[PROBLEM REQUIREMENTS]: Output the data as it stands. Each line must match exactly.

[RECORDS FOR THE TASK]:
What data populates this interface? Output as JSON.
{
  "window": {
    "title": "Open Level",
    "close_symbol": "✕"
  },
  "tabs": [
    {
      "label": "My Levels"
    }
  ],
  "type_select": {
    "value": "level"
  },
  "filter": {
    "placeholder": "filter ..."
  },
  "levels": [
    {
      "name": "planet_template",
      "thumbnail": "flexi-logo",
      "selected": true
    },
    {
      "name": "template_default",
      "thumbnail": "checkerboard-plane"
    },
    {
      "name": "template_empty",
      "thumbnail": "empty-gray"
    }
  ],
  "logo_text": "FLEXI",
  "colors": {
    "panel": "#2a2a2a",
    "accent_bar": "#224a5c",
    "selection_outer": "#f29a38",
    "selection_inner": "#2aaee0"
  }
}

[RESULT FOR THIS TASK]:
What data populates this interface? Output as JSON.
{
  "window": {
    "title": "Open Level",
    "close_symbol": "✕"
  },
  "tabs": [
    {
      "label": "My Levels"
    }
  ],
  "type_select": {
    "value": "level"
  },
  "filter": {
    "placeholder": "filter ..."
  },
  "levels": [
    {
      "name": "planet_template",
      "thumbnail": "flexi-logo",
      "selected": true
    },
    {
      "name": "template_default",
      "thumbnail": "checkerboard-plane"
    },
    {
      "name": "template_empty",
      "thumbnail": "empty-gray"
    }
  ],
  "logo_text": "FLEXI",
  "colors": {
    "panel": "#2a2a2a",
    "accent_bar": "#224a5c",
    "selection_outer": "#f29a38",
    "selection_inner": "#2aaee0"
  }
}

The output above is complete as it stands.